ROWS BETWEEN UNBOUNDED PRECEDING AND CURRENT ROW is the default behaviour for SUM() so we could omit this clause and still get the same results.

EmployeeID | SaleDate | SaleAmount | RunningTotal |
---|---|---|---|

1 | 2022-06-01 | 10 | 10 |

1 | 2022-06-02 | 20 | 30 |

1 | 2022-06-03 | 30 | 60 |

2 | 2022-06-01 | 10 | 10 |

2 | 2022-06-02 | 10 | 20 |

2 | 2022-06-03 | 10 | 30 |

Let's try to calculate running total of entire dataset starting with the earliest `SaleDate`

.

`SELECT *`

,SUM(ES.SaleAmount) OVER (

ORDER BY ES.SaleDate

) AS RunningTotal

FROM EmployeeSales AS ES

Note that we omit PARTITION BY clause in this case as we're calculating running total for the entire dataset.

You will notice that row 1 (should be 10), row 3 (should be 30), and row 5 (should be 80) have incorrect `RunningTotal`

value.

Why is this happening?

This is because we only specify `SaleDate`

in the ORDER BY clause which results in duplicate values.

For example, rows 1 and 2 have the same `SaleDate`

**2022-06-01**. Rows 3 and 4 have the same `SaleDate`

**2022-06-02**

EmployeeID | SaleDate | SaleAmount | RunningTotal |
---|---|---|---|

1 | 2022-06-01 | 10 | 20 |

2 | 2022-06-01 | 10 | 20 |

2 | 2022-06-02 | 10 | 50 |

1 | 2022-06-02 | 20 | 50 |

1 | 2022-06-03 | 30 | 90 |

2 | 2022-06-03 | 10 | 90 |

We can fix this by providing a combination of columns to ORDER BY clause which can generate unique combined value for each row.

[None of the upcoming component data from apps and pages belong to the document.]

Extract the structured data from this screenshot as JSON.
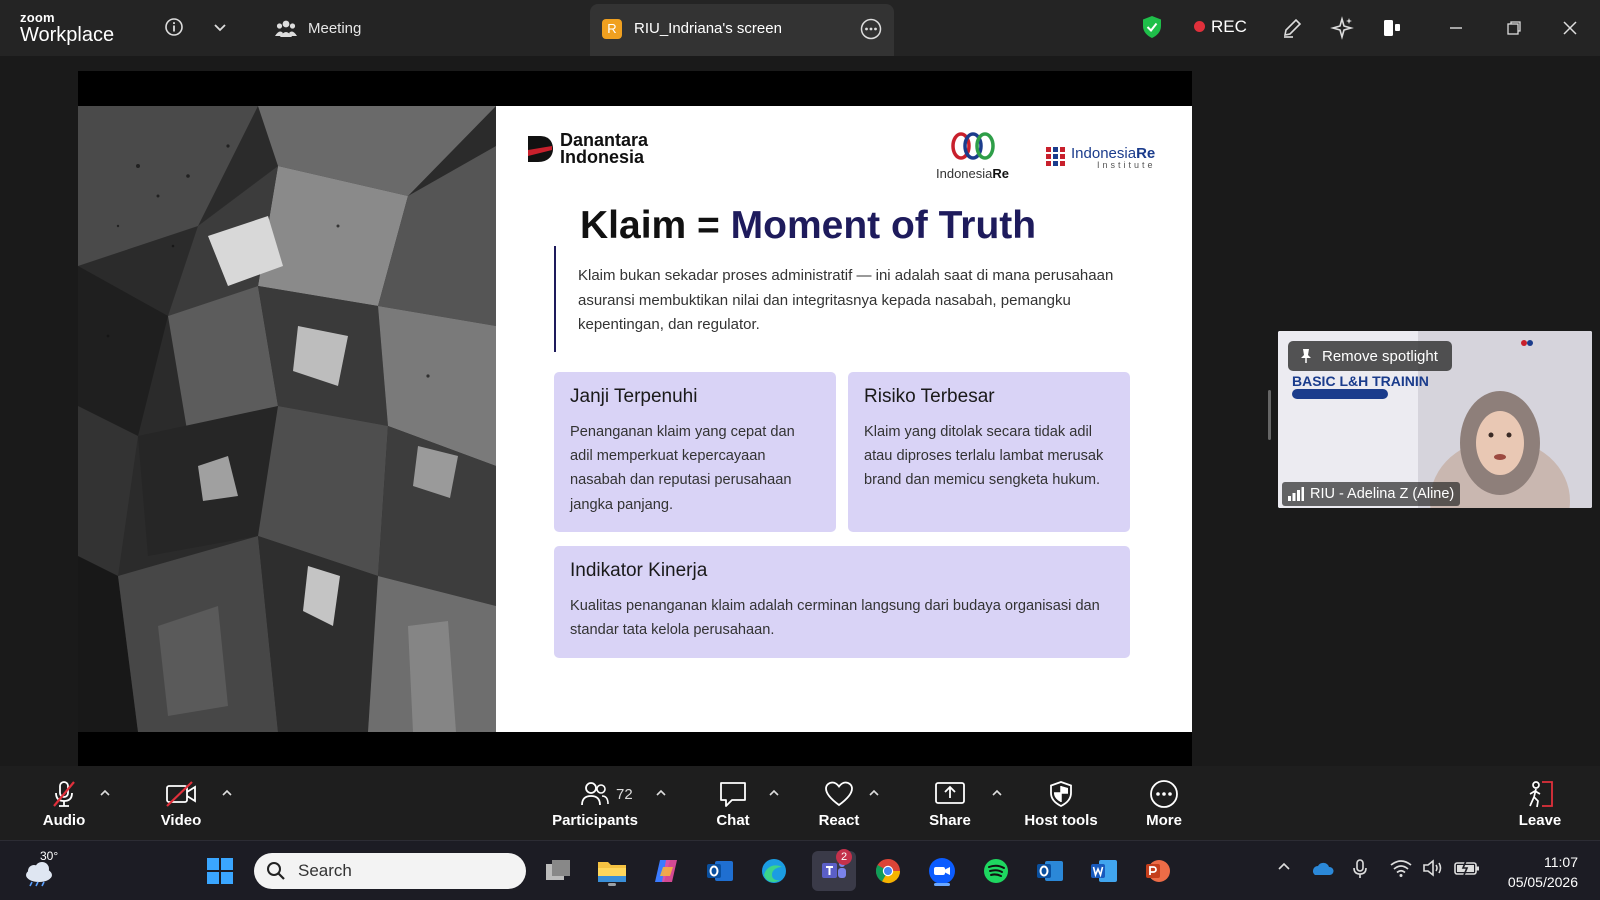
{
  "titlebar": {
    "brand_small": "zoom",
    "brand_big": "Workplace",
    "meeting_label": "Meeting",
    "share_tab_badge": "R",
    "share_tab_label": "RIU_Indriana's screen",
    "rec_label": "REC",
    "colors": {
      "rec_dot": "#e0303b",
      "shield": "#1fbf4a",
      "tab_badge": "#f0a020"
    }
  },
  "slide": {
    "brand_danantara": [
      "Danantara",
      "Indonesia"
    ],
    "brand_indonesiare": [
      "Indonesia",
      "Re"
    ],
    "brand_institute": [
      "Indonesia",
      "Re",
      "Institute"
    ],
    "title_prefix": "Klaim = ",
    "title_accent": "Moment of Truth",
    "intro": "Klaim bukan sekadar proses administratif — ini adalah saat di mana perusahaan asuransi membuktikan nilai dan integritasnya kepada nasabah, pemangku kepentingan, dan regulator.",
    "cards": [
      {
        "title": "Janji Terpenuhi",
        "body": "Penanganan klaim yang cepat dan adil memperkuat kepercayaan nasabah dan reputasi perusahaan jangka panjang."
      },
      {
        "title": "Risiko Terbesar",
        "body": "Klaim yang ditolak secara tidak adil atau diproses terlalu lambat merusak brand dan memicu sengketa hukum."
      },
      {
        "title": "Indikator Kinerja",
        "body": "Kualitas penanganan klaim adalah cerminan langsung dari budaya organisasi dan standar tata kelola perusahaan."
      }
    ],
    "colors": {
      "card_bg": "#d9d3f6",
      "accent": "#1e1b5c"
    }
  },
  "participant_video": {
    "spotlight_label": "Remove spotlight",
    "slide_heading": "BASIC L&H TRAININ",
    "name": "RIU - Adelina Z (Aline)"
  },
  "controls": {
    "audio": "Audio",
    "video": "Video",
    "participants": "Participants",
    "participants_count": "72",
    "chat": "Chat",
    "react": "React",
    "share": "Share",
    "host_tools": "Host tools",
    "more": "More",
    "leave": "Leave"
  },
  "taskbar": {
    "temperature": "30°",
    "search_placeholder": "Search",
    "teams_badge": "2",
    "time": "11:07",
    "date": "05/05/2026"
  }
}
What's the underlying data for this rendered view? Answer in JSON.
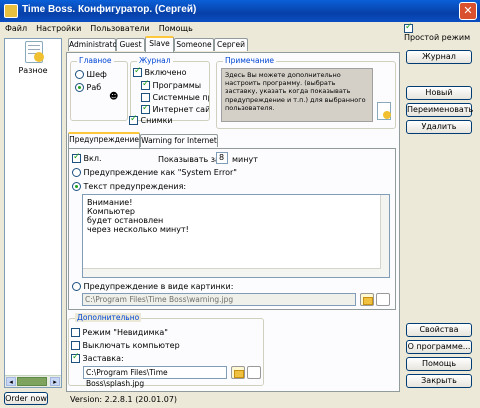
{
  "window": {
    "title": "Time Boss. Конфигуратор. (Сергей)"
  },
  "menu": [
    "Файл",
    "Настройки",
    "Пользователи",
    "Помощь"
  ],
  "simple_mode": {
    "label": "Простой режим",
    "checked": true
  },
  "sidebar": {
    "item_label": "Разное",
    "order_button": "Order now",
    "version": "Version: 2.2.8.1 (20.01.07)"
  },
  "user_tabs": [
    "Administrator",
    "Guest",
    "Slave",
    "Someone",
    "Сергей"
  ],
  "main_group": {
    "title": "Главное",
    "options": [
      "Шеф",
      "Раб"
    ]
  },
  "log_group": {
    "title": "Журнал",
    "enabled": "Включено",
    "items": [
      "Программы",
      "Системные прог",
      "Интернет сайты",
      "Снимки"
    ]
  },
  "note": {
    "title": "Примечание",
    "text": "Здесь Вы можете дополнительно настроить программу. (выбрать заставку, указать когда показывать предупреждение и т.п.) для выбранного пользователя."
  },
  "right_buttons": {
    "log": "Журнал",
    "new": "Новый",
    "rename": "Переименовать",
    "delete": "Удалить",
    "properties": "Свойства",
    "about": "О программе...",
    "help": "Помощь",
    "close": "Закрыть"
  },
  "warn_tabs": [
    "Предупреждение",
    "Warning for Internet"
  ],
  "warning": {
    "on_label": "Вкл.",
    "show_for": "Показывать за",
    "minutes_value": "8",
    "minutes_label": "минут",
    "sys_error": "Предупреждение как \"System Error\"",
    "text_label": "Текст предупреждения:",
    "text_lines": [
      "Внимание!",
      "Компьютер",
      "будет остановлен",
      "через несколько минут!"
    ],
    "image_label": "Предупреждение в виде картинки:",
    "image_path": "C:\\Program Files\\Time Boss\\warning.jpg"
  },
  "extra": {
    "title": "Дополнительно",
    "invisible": "Режим \"Невидимка\"",
    "shutdown": "Выключать компьютер",
    "splash_label": "Заставка:",
    "splash_path": "C:\\Program Files\\Time Boss\\splash.jpg"
  },
  "colors": {
    "title_bar": "#0a4ec2",
    "accent_green": "#21a121",
    "group_title": "#0046d5"
  }
}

We know that any combination of `EmployeeID`

and `SaleDate`

is unique so we can specify these 2 columns in the ORDER BY clause.

We now have the correct progression of the running total value.

`SELECT *`

,SUM(ES.SaleAmount) OVER (

ORDER BY ES.SaleDate

,ES.EmployeeID

) AS RunningTotal

FROM EmployeeSales AS ES

EmployeeID | SaleDate | SaleAmount | RunningTotal |
---|---|---|---|

1 | 2022-06-01 | 10 | 10 |

2 | 2022-06-01 | 10 | 20 |

1 | 2022-06-02 | 20 | 40 |

2 | 2022-06-02 | 10 | 50 |

1 | 2022-06-03 | 30 | 80 |

2 | 2022-06-03 | 10 | 90 |

Window Function is only available in SQL Server 2012 or later. If you're running an older version of SQL Server, I recommend using self join technique to calculate running total.